Except for the pictures, output the records in full and exactly.
▬▬▬▬▬▬▬▬▬▬
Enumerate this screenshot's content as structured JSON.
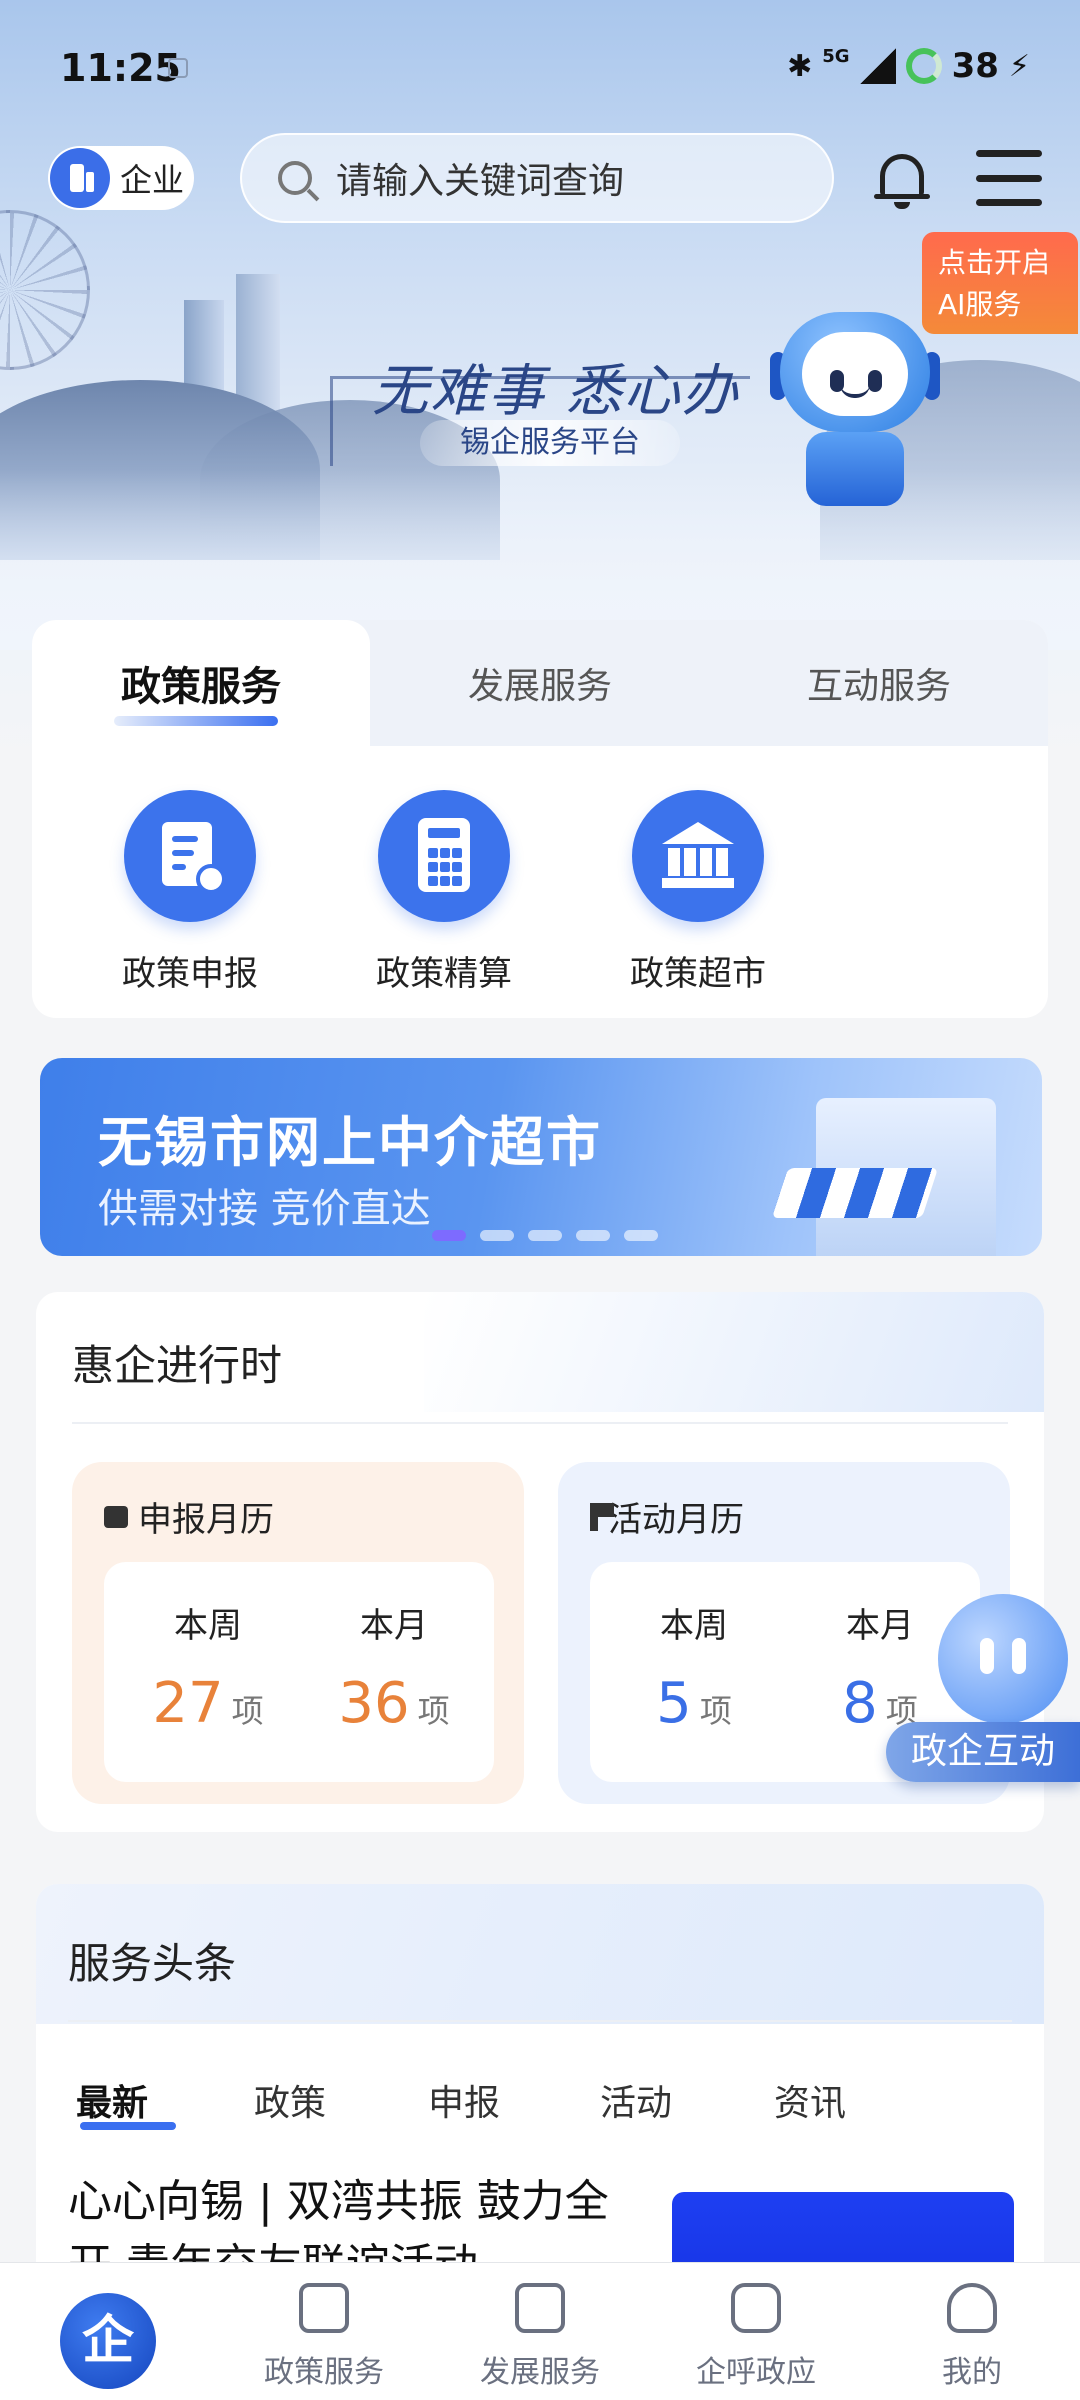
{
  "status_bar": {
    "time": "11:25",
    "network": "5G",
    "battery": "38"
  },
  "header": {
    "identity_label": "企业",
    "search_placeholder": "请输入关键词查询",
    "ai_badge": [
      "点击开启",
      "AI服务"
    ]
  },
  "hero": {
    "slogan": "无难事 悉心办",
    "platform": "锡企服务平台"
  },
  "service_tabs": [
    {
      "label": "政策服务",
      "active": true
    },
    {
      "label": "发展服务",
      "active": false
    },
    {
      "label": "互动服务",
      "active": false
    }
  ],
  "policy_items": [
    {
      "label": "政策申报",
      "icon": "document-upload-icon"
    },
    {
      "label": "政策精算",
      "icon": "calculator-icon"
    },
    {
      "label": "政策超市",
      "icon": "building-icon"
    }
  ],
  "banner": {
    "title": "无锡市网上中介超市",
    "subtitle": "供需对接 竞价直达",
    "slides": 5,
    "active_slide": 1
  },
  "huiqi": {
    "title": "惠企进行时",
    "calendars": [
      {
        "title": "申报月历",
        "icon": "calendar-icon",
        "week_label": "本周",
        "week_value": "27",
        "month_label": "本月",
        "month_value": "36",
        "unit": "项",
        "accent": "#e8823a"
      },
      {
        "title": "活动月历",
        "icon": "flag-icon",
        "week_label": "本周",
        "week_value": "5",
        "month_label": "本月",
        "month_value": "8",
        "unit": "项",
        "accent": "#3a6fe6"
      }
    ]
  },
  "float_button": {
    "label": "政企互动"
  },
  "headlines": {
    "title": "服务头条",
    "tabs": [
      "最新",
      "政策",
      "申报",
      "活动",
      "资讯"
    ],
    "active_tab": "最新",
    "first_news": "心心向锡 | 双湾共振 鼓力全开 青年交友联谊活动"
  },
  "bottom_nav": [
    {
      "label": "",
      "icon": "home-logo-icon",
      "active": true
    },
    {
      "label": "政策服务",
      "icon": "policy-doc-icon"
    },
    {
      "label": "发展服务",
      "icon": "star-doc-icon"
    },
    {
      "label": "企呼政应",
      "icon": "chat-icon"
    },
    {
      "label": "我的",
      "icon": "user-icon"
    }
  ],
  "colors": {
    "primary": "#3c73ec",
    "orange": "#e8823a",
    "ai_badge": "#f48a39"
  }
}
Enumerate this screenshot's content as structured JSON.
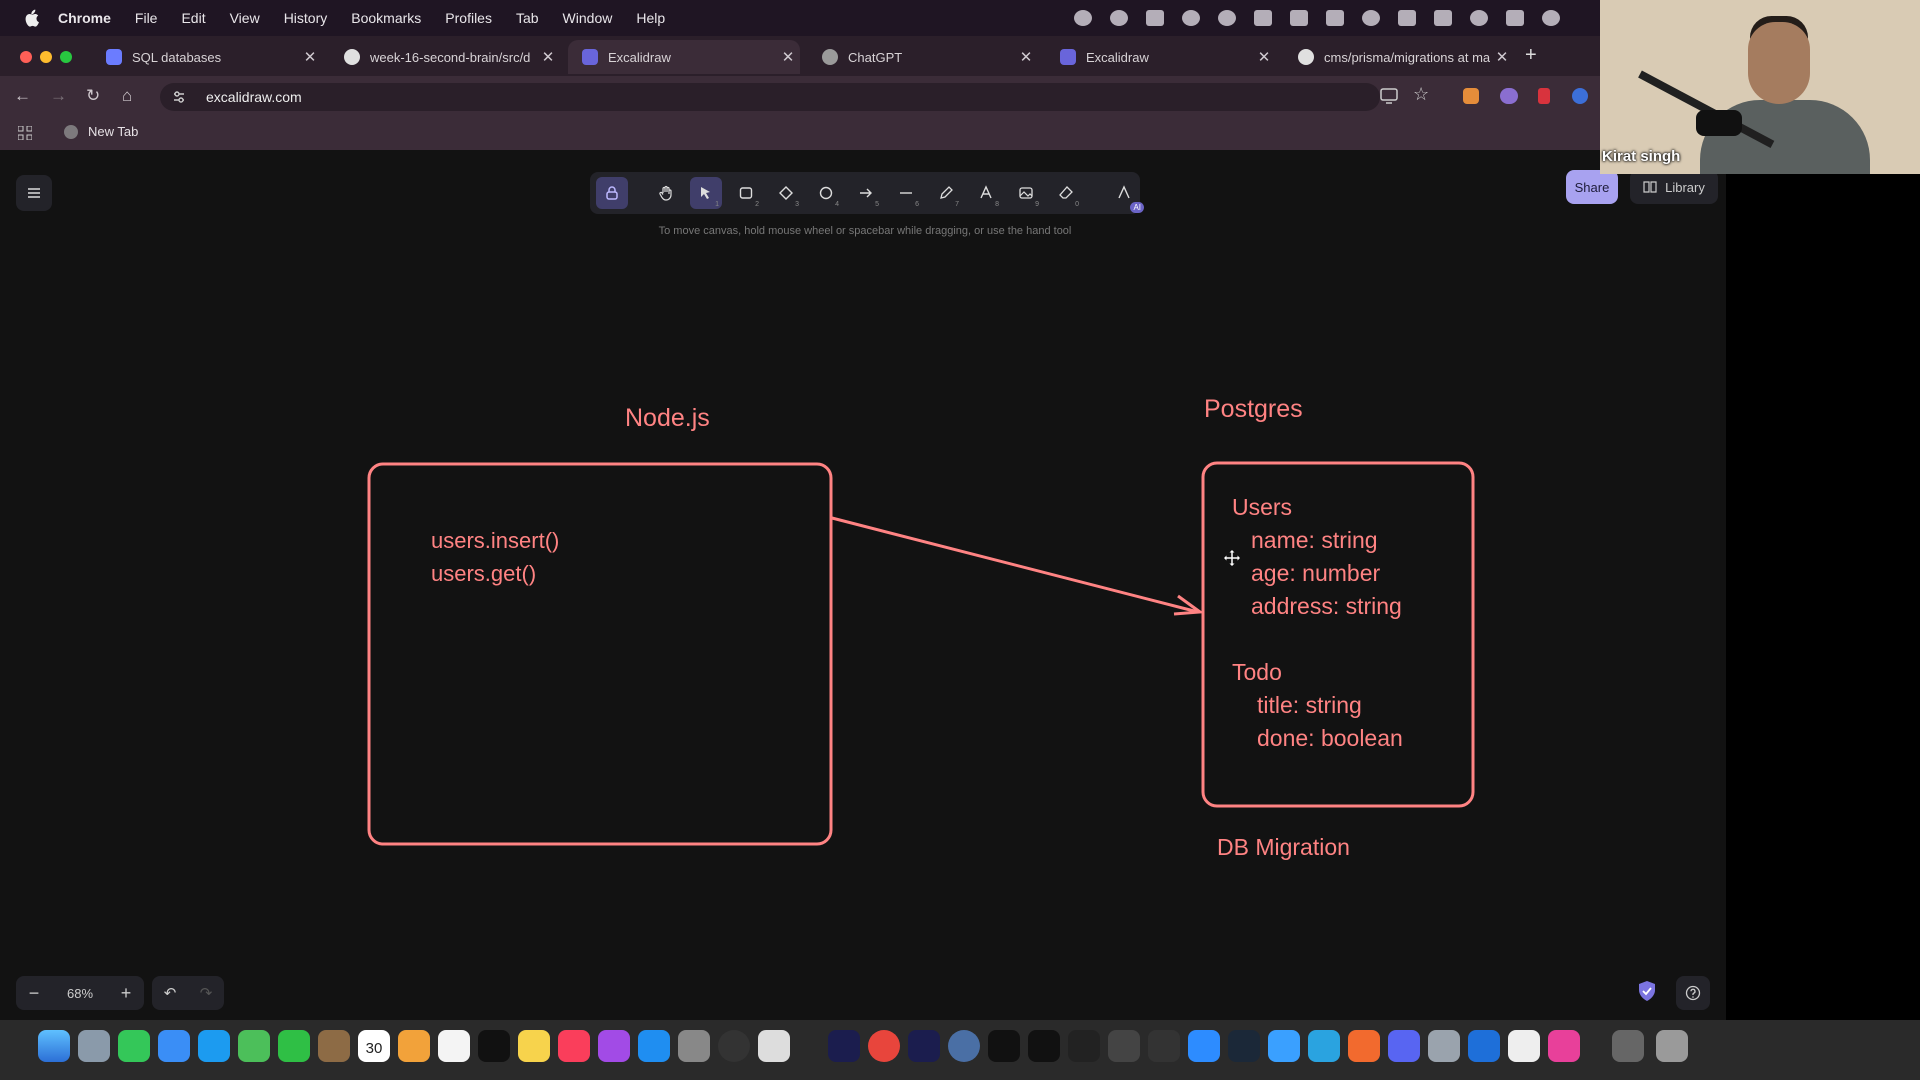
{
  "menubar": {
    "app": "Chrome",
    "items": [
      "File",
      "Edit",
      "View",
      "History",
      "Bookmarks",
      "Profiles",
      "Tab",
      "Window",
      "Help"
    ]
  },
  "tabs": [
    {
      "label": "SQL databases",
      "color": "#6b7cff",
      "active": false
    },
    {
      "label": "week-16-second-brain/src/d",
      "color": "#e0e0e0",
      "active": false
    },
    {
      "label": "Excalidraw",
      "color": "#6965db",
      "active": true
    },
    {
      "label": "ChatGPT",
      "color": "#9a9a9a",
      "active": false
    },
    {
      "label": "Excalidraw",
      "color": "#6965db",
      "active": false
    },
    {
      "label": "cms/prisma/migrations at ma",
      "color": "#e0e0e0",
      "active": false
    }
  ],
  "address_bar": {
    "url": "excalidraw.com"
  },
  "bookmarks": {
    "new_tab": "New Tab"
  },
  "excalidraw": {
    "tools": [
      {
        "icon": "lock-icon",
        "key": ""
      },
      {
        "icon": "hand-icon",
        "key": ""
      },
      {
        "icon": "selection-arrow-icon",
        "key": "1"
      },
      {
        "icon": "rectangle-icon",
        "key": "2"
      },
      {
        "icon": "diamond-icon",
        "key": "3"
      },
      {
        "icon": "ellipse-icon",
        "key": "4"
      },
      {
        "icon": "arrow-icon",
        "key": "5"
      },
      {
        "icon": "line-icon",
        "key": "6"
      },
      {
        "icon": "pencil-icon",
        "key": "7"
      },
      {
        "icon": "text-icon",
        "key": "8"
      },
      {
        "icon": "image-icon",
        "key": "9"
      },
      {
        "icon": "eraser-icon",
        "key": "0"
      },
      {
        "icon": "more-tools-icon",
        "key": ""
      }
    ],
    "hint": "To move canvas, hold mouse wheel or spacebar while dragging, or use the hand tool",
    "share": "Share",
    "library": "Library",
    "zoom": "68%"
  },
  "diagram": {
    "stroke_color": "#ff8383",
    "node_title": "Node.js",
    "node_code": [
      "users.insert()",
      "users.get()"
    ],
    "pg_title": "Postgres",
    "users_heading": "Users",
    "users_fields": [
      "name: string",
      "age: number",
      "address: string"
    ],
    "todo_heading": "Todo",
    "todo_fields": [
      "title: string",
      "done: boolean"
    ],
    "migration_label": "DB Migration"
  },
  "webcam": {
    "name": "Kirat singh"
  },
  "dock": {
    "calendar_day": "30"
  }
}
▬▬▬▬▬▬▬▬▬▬
» Task solution
Enumerate this screenshot's content as structured JSON.
{
  "status_bar": {
    "time": "11:25",
    "network": "5G",
    "battery": "38"
  },
  "header": {
    "identity_label": "企业",
    "search_placeholder": "请输入关键词查询",
    "ai_badge": [
      "点击开启",
      "AI服务"
    ]
  },
  "hero": {
    "slogan": "无难事 悉心办",
    "platform": "锡企服务平台"
  },
  "service_tabs": [
    {
      "label": "政策服务",
      "active": true
    },
    {
      "label": "发展服务",
      "active": false
    },
    {
      "label": "互动服务",
      "active": false
    }
  ],
  "policy_items": [
    {
      "label": "政策申报",
      "icon": "document-upload-icon"
    },
    {
      "label": "政策精算",
      "icon": "calculator-icon"
    },
    {
      "label": "政策超市",
      "icon": "building-icon"
    }
  ],
  "banner": {
    "title": "无锡市网上中介超市",
    "subtitle": "供需对接 竞价直达",
    "slides": 5,
    "active_slide": 1
  },
  "huiqi": {
    "title": "惠企进行时",
    "calendars": [
      {
        "title": "申报月历",
        "icon": "calendar-icon",
        "week_label": "本周",
        "week_value": "27",
        "month_label": "本月",
        "month_value": "36",
        "unit": "项",
        "accent": "#e8823a"
      },
      {
        "title": "活动月历",
        "icon": "flag-icon",
        "week_label": "本周",
        "week_value": "5",
        "month_label": "本月",
        "month_value": "8",
        "unit": "项",
        "accent": "#3a6fe6"
      }
    ]
  },
  "float_button": {
    "label": "政企互动"
  },
  "headlines": {
    "title": "服务头条",
    "tabs": [
      "最新",
      "政策",
      "申报",
      "活动",
      "资讯"
    ],
    "active_tab": "最新",
    "first_news": "心心向锡 | 双湾共振 鼓力全开 青年交友联谊活动"
  },
  "bottom_nav": [
    {
      "label": "",
      "icon": "home-logo-icon",
      "active": true
    },
    {
      "label": "政策服务",
      "icon": "policy-doc-icon"
    },
    {
      "label": "发展服务",
      "icon": "star-doc-icon"
    },
    {
      "label": "企呼政应",
      "icon": "chat-icon"
    },
    {
      "label": "我的",
      "icon": "user-icon"
    }
  ],
  "colors": {
    "primary": "#3c73ec",
    "orange": "#e8823a",
    "ai_badge": "#f48a39"
  }
}
Enumerate this screenshot's content as structured JSON.
{
  "menubar": {
    "app": "Chrome",
    "items": [
      "File",
      "Edit",
      "View",
      "History",
      "Bookmarks",
      "Profiles",
      "Tab",
      "Window",
      "Help"
    ]
  },
  "tabs": [
    {
      "label": "SQL databases",
      "color": "#6b7cff",
      "active": false
    },
    {
      "label": "week-16-second-brain/src/d",
      "color": "#e0e0e0",
      "active": false
    },
    {
      "label": "Excalidraw",
      "color": "#6965db",
      "active": true
    },
    {
      "label": "ChatGPT",
      "color": "#9a9a9a",
      "active": false
    },
    {
      "label": "Excalidraw",
      "color": "#6965db",
      "active": false
    },
    {
      "label": "cms/prisma/migrations at ma",
      "color": "#e0e0e0",
      "active": false
    }
  ],
  "address_bar": {
    "url": "excalidraw.com"
  },
  "bookmarks": {
    "new_tab": "New Tab"
  },
  "excalidraw": {
    "tools": [
      {
        "icon": "lock-icon",
        "key": ""
      },
      {
        "icon": "hand-icon",
        "key": ""
      },
      {
        "icon": "selection-arrow-icon",
        "key": "1"
      },
      {
        "icon": "rectangle-icon",
        "key": "2"
      },
      {
        "icon": "diamond-icon",
        "key": "3"
      },
      {
        "icon": "ellipse-icon",
        "key": "4"
      },
      {
        "icon": "arrow-icon",
        "key": "5"
      },
      {
        "icon": "line-icon",
        "key": "6"
      },
      {
        "icon": "pencil-icon",
        "key": "7"
      },
      {
        "icon": "text-icon",
        "key": "8"
      },
      {
        "icon": "image-icon",
        "key": "9"
      },
      {
        "icon": "eraser-icon",
        "key": "0"
      },
      {
        "icon": "more-tools-icon",
        "key": ""
      }
    ],
    "hint": "To move canvas, hold mouse wheel or spacebar while dragging, or use the hand tool",
    "share": "Share",
    "library": "Library",
    "zoom": "68%"
  },
  "diagram": {
    "stroke_color": "#ff8383",
    "node_title": "Node.js",
    "node_code": [
      "users.insert()",
      "users.get()"
    ],
    "pg_title": "Postgres",
    "users_heading": "Users",
    "users_fields": [
      "name: string",
      "age: number",
      "address: string"
    ],
    "todo_heading": "Todo",
    "todo_fields": [
      "title: string",
      "done: boolean"
    ],
    "migration_label": "DB Migration"
  },
  "webcam": {
    "name": "Kirat singh"
  },
  "dock": {
    "calendar_day": "30"
  }
}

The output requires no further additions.